**Exercise aim:** Your reply should contain every record, restated word for word.

>>>

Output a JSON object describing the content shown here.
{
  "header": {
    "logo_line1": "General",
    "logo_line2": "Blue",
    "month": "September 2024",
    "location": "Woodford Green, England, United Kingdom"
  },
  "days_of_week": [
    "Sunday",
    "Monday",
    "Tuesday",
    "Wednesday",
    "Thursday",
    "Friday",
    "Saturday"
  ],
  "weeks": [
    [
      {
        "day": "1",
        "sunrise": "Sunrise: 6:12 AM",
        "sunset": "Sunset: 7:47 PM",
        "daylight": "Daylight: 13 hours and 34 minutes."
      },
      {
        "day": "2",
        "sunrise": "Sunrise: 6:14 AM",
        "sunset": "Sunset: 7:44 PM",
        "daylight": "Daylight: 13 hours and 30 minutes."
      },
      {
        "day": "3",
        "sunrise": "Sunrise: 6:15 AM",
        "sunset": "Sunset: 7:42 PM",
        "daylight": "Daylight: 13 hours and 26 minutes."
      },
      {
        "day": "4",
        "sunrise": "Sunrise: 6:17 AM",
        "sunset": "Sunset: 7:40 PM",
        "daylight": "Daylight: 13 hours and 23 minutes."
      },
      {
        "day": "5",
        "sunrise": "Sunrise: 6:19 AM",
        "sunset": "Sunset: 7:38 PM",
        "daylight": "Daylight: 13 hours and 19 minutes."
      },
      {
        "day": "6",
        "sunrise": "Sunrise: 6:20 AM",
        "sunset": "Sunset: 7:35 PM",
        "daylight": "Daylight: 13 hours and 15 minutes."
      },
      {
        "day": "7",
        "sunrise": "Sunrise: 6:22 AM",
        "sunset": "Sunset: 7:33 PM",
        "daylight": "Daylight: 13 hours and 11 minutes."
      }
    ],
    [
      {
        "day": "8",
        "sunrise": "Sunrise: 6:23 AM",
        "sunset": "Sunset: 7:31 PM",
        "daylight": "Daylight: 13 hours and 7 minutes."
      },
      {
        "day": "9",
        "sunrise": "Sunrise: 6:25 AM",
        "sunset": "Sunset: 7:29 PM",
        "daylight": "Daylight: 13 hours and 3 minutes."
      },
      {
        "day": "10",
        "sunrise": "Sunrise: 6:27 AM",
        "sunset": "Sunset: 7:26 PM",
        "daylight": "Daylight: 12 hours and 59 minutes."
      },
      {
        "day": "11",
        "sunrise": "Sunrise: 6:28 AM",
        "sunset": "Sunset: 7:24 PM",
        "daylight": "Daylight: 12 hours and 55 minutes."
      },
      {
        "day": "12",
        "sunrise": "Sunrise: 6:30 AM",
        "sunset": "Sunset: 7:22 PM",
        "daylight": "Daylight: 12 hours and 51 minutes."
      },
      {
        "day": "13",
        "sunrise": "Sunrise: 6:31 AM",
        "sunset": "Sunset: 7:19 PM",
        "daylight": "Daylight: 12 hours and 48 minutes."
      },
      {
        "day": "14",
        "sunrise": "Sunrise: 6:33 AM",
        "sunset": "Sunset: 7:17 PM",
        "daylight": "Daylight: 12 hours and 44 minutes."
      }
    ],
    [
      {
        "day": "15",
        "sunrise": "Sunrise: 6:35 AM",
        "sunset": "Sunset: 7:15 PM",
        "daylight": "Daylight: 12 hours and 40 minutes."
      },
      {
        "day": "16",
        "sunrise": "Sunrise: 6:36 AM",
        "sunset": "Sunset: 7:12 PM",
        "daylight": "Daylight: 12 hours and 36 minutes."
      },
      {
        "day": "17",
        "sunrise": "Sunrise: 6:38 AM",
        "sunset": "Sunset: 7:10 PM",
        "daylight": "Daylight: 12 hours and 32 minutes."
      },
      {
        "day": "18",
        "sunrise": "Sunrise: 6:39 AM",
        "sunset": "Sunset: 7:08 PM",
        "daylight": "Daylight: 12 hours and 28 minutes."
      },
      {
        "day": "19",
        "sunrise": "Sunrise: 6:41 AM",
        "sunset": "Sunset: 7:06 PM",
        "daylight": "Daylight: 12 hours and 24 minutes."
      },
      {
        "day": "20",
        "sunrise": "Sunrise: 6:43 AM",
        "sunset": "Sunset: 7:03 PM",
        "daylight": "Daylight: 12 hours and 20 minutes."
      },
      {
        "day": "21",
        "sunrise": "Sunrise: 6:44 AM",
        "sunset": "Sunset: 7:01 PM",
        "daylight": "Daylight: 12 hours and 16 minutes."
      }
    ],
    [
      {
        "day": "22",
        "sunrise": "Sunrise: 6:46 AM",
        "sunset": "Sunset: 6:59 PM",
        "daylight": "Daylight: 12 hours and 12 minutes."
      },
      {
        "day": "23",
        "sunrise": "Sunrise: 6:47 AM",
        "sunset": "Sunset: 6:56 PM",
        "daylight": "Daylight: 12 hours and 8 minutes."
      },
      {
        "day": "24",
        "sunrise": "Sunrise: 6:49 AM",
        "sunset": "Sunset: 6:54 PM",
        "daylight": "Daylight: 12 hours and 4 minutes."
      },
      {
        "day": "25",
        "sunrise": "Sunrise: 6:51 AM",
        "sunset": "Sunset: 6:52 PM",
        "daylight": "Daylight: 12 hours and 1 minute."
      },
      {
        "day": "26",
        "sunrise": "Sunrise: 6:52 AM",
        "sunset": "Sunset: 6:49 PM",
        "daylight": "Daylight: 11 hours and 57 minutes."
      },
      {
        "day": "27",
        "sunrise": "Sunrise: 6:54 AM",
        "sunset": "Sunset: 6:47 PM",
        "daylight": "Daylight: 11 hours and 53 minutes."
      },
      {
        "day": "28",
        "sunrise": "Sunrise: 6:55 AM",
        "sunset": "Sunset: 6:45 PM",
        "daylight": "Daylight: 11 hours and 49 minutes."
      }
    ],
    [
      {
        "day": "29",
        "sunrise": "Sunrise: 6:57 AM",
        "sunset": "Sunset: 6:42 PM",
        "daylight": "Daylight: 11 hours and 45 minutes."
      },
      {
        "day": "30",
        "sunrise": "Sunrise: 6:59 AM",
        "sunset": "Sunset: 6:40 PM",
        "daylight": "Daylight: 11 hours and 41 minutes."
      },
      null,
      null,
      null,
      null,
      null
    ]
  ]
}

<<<

**Expected answer:**
Output a JSON object describing the content shown here.
{
  "header": {
    "logo_line1": "General",
    "logo_line2": "Blue",
    "month": "September 2024",
    "location": "Woodford Green, England, United Kingdom"
  },
  "days_of_week": [
    "Sunday",
    "Monday",
    "Tuesday",
    "Wednesday",
    "Thursday",
    "Friday",
    "Saturday"
  ],
  "weeks": [
    [
      {
        "day": "1",
        "sunrise": "Sunrise: 6:12 AM",
        "sunset": "Sunset: 7:47 PM",
        "daylight": "Daylight: 13 hours and 34 minutes."
      },
      {
        "day": "2",
        "sunrise": "Sunrise: 6:14 AM",
        "sunset": "Sunset: 7:44 PM",
        "daylight": "Daylight: 13 hours and 30 minutes."
      },
      {
        "day": "3",
        "sunrise": "Sunrise: 6:15 AM",
        "sunset": "Sunset: 7:42 PM",
        "daylight": "Daylight: 13 hours and 26 minutes."
      },
      {
        "day": "4",
        "sunrise": "Sunrise: 6:17 AM",
        "sunset": "Sunset: 7:40 PM",
        "daylight": "Daylight: 13 hours and 23 minutes."
      },
      {
        "day": "5",
        "sunrise": "Sunrise: 6:19 AM",
        "sunset": "Sunset: 7:38 PM",
        "daylight": "Daylight: 13 hours and 19 minutes."
      },
      {
        "day": "6",
        "sunrise": "Sunrise: 6:20 AM",
        "sunset": "Sunset: 7:35 PM",
        "daylight": "Daylight: 13 hours and 15 minutes."
      },
      {
        "day": "7",
        "sunrise": "Sunrise: 6:22 AM",
        "sunset": "Sunset: 7:33 PM",
        "daylight": "Daylight: 13 hours and 11 minutes."
      }
    ],
    [
      {
        "day": "8",
        "sunrise": "Sunrise: 6:23 AM",
        "sunset": "Sunset: 7:31 PM",
        "daylight": "Daylight: 13 hours and 7 minutes."
      },
      {
        "day": "9",
        "sunrise": "Sunrise: 6:25 AM",
        "sunset": "Sunset: 7:29 PM",
        "daylight": "Daylight: 13 hours and 3 minutes."
      },
      {
        "day": "10",
        "sunrise": "Sunrise: 6:27 AM",
        "sunset": "Sunset: 7:26 PM",
        "daylight": "Daylight: 12 hours and 59 minutes."
      },
      {
        "day": "11",
        "sunrise": "Sunrise: 6:28 AM",
        "sunset": "Sunset: 7:24 PM",
        "daylight": "Daylight: 12 hours and 55 minutes."
      },
      {
        "day": "12",
        "sunrise": "Sunrise: 6:30 AM",
        "sunset": "Sunset: 7:22 PM",
        "daylight": "Daylight: 12 hours and 51 minutes."
      },
      {
        "day": "13",
        "sunrise": "Sunrise: 6:31 AM",
        "sunset": "Sunset: 7:19 PM",
        "daylight": "Daylight: 12 hours and 48 minutes."
      },
      {
        "day": "14",
        "sunrise": "Sunrise: 6:33 AM",
        "sunset": "Sunset: 7:17 PM",
        "daylight": "Daylight: 12 hours and 44 minutes."
      }
    ],
    [
      {
        "day": "15",
        "sunrise": "Sunrise: 6:35 AM",
        "sunset": "Sunset: 7:15 PM",
        "daylight": "Daylight: 12 hours and 40 minutes."
      },
      {
        "day": "16",
        "sunrise": "Sunrise: 6:36 AM",
        "sunset": "Sunset: 7:12 PM",
        "daylight": "Daylight: 12 hours and 36 minutes."
      },
      {
        "day": "17",
        "sunrise": "Sunrise: 6:38 AM",
        "sunset": "Sunset: 7:10 PM",
        "daylight": "Daylight: 12 hours and 32 minutes."
      },
      {
        "day": "18",
        "sunrise": "Sunrise: 6:39 AM",
        "sunset": "Sunset: 7:08 PM",
        "daylight": "Daylight: 12 hours and 28 minutes."
      },
      {
        "day": "19",
        "sunrise": "Sunrise: 6:41 AM",
        "sunset": "Sunset: 7:06 PM",
        "daylight": "Daylight: 12 hours and 24 minutes."
      },
      {
        "day": "20",
        "sunrise": "Sunrise: 6:43 AM",
        "sunset": "Sunset: 7:03 PM",
        "daylight": "Daylight: 12 hours and 20 minutes."
      },
      {
        "day": "21",
        "sunrise": "Sunrise: 6:44 AM",
        "sunset": "Sunset: 7:01 PM",
        "daylight": "Daylight: 12 hours and 16 minutes."
      }
    ],
    [
      {
        "day": "22",
        "sunrise": "Sunrise: 6:46 AM",
        "sunset": "Sunset: 6:59 PM",
        "daylight": "Daylight: 12 hours and 12 minutes."
      },
      {
        "day": "23",
        "sunrise": "Sunrise: 6:47 AM",
        "sunset": "Sunset: 6:56 PM",
        "daylight": "Daylight: 12 hours and 8 minutes."
      },
      {
        "day": "24",
        "sunrise": "Sunrise: 6:49 AM",
        "sunset": "Sunset: 6:54 PM",
        "daylight": "Daylight: 12 hours and 4 minutes."
      },
      {
        "day": "25",
        "sunrise": "Sunrise: 6:51 AM",
        "sunset": "Sunset: 6:52 PM",
        "daylight": "Daylight: 12 hours and 1 minute."
      },
      {
        "day": "26",
        "sunrise": "Sunrise: 6:52 AM",
        "sunset": "Sunset: 6:49 PM",
        "daylight": "Daylight: 11 hours and 57 minutes."
      },
      {
        "day": "27",
        "sunrise": "Sunrise: 6:54 AM",
        "sunset": "Sunset: 6:47 PM",
        "daylight": "Daylight: 11 hours and 53 minutes."
      },
      {
        "day": "28",
        "sunrise": "Sunrise: 6:55 AM",
        "sunset": "Sunset: 6:45 PM",
        "daylight": "Daylight: 11 hours and 49 minutes."
      }
    ],
    [
      {
        "day": "29",
        "sunrise": "Sunrise: 6:57 AM",
        "sunset": "Sunset: 6:42 PM",
        "daylight": "Daylight: 11 hours and 45 minutes."
      },
      {
        "day": "30",
        "sunrise": "Sunrise: 6:59 AM",
        "sunset": "Sunset: 6:40 PM",
        "daylight": "Daylight: 11 hours and 41 minutes."
      },
      null,
      null,
      null,
      null,
      null
    ]
  ]
}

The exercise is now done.